→ **ASSIGNMENT**
Wherever the string "this" appears in the records, return the line that holds it.

[Dataset records]
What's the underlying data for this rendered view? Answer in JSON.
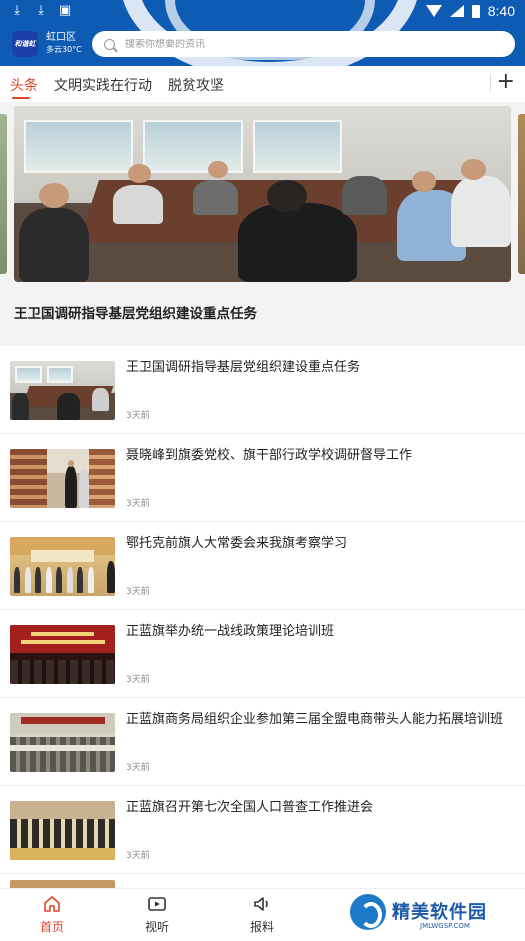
{
  "status_bar": {
    "time": "8:40"
  },
  "header": {
    "logo_text": "和谐虹",
    "location": "虹口区",
    "weather": "多云30°C",
    "search_placeholder": "搜索你想要的资讯"
  },
  "tabs": [
    {
      "label": "头条",
      "active": true
    },
    {
      "label": "文明实践在行动",
      "active": false
    },
    {
      "label": "脱贫攻坚",
      "active": false
    }
  ],
  "featured": {
    "title": "王卫国调研指导基层党组织建设重点任务"
  },
  "news": [
    {
      "title": "王卫国调研指导基层党组织建设重点任务",
      "time": "3天前"
    },
    {
      "title": "聂晓峰到旗委党校、旗干部行政学校调研督导工作",
      "time": "3天前"
    },
    {
      "title": "鄂托克前旗人大常委会来我旗考察学习",
      "time": "3天前"
    },
    {
      "title": "正蓝旗举办统一战线政策理论培训班",
      "time": "3天前"
    },
    {
      "title": "正蓝旗商务局组织企业参加第三届全盟电商带头人能力拓展培训班",
      "time": "3天前"
    },
    {
      "title": "正蓝旗召开第七次全国人口普查工作推进会",
      "time": "3天前"
    }
  ],
  "bottom_nav": [
    {
      "label": "首页",
      "icon": "home-icon",
      "active": true
    },
    {
      "label": "视听",
      "icon": "video-icon",
      "active": false
    },
    {
      "label": "报料",
      "icon": "speaker-icon",
      "active": false
    }
  ],
  "watermark": {
    "name": "精美软件园",
    "url": "JMLWGSP.COM"
  },
  "colors": {
    "brand_blue": "#0d5bb3",
    "accent_red": "#e0442a"
  }
}
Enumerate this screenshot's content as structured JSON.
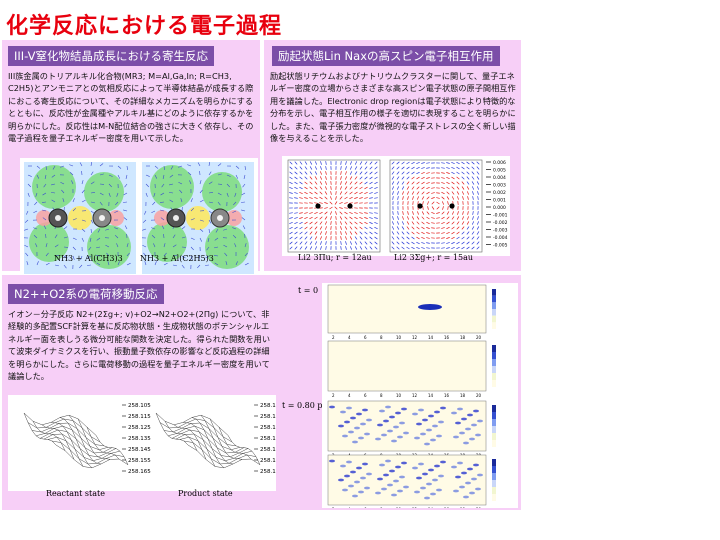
{
  "page_title": "化学反応における電子過程",
  "section1": {
    "heading": "III-V窒化物結晶成長における寄生反応",
    "body": "III族金属のトリアルキル化合物(MR3; M=Al,Ga,In; R=CH3, C2H5)とアンモニアとの気相反応によって半導体結晶が成長する際におこる寄生反応について、その詳細なメカニズムを明らかにするとともに、反応性が金属種やアルキル基にどのように依存するかを明らかにした。反応性はM-N配位結合の強さに大きく依存し、その電子過程を量子エネルギー密度を用いて示した。",
    "caption_left": "NH3 + Al(CH3)3",
    "caption_right": "NH3 + Al(C2H5)3"
  },
  "section2": {
    "heading": "励起状態Lin Naxの高スピン電子相互作用",
    "body": "励起状態リチウムおよびナトリウムクラスターに関して、量子エネルギー密度の立場からさまざまな高スピン電子状態の原子間相互作用を議論した。Electronic drop regionは電子状態により特徴的な分布を示し、電子相互作用の様子を適切に表現することを明らかにした。また、電子張力密度が微視的な電子ストレスの全く新しい描像を与えることを示した。",
    "caption_left": "Li2 3Πu; r = 12au",
    "caption_right": "Li2 3Σg+; r = 15au",
    "colorbar_ticks": [
      "0.006",
      "0.005",
      "0.004",
      "0.003",
      "0.002",
      "0.001",
      "0.000",
      "-0.001",
      "-0.002",
      "-0.003",
      "-0.004",
      "-0.005"
    ]
  },
  "section3": {
    "heading": "N2++O2系の電荷移動反応",
    "body": "イオン－分子反応 N2+(2Σg+; v)+O2→N2+O2+(2Πg) について、非経験的多配置SCF計算を基に反応物状態・生成物状態のポテンシャルエネルギー面を表しうる微分可能な関数を決定した。得られた関数を用いて波束ダイナミクスを行い、振動量子数依存の影響など反応過程の詳細を明らかにした。さらに電荷移動の過程を量子エネルギー密度を用いて議論した。",
    "label_reactant": "Reactant state",
    "label_product": "Product state",
    "time_0": "t = 0",
    "time_1": "t = 0.80 ps",
    "energy_ticks_left": [
      "258.105",
      "258.115",
      "258.125",
      "258.135",
      "258.145",
      "258.155",
      "258.165"
    ],
    "energy_ticks_right": [
      "258.105",
      "258.115",
      "258.125",
      "258.135",
      "258.145",
      "258.155",
      "258.165"
    ],
    "wp_xticks": [
      "2",
      "4",
      "6",
      "8",
      "10",
      "12",
      "14",
      "16",
      "18",
      "20"
    ],
    "wp_xlabel": "R (bohr)"
  },
  "colors": {
    "title": "#e8000e",
    "header_bg": "#7c4ea8",
    "panel_bg": "#f7cff7"
  }
}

→ **OUTPUT**
What's the underlying data for this rendered view? Answer in JSON.
Enumerate this screenshot's content as structured JSON.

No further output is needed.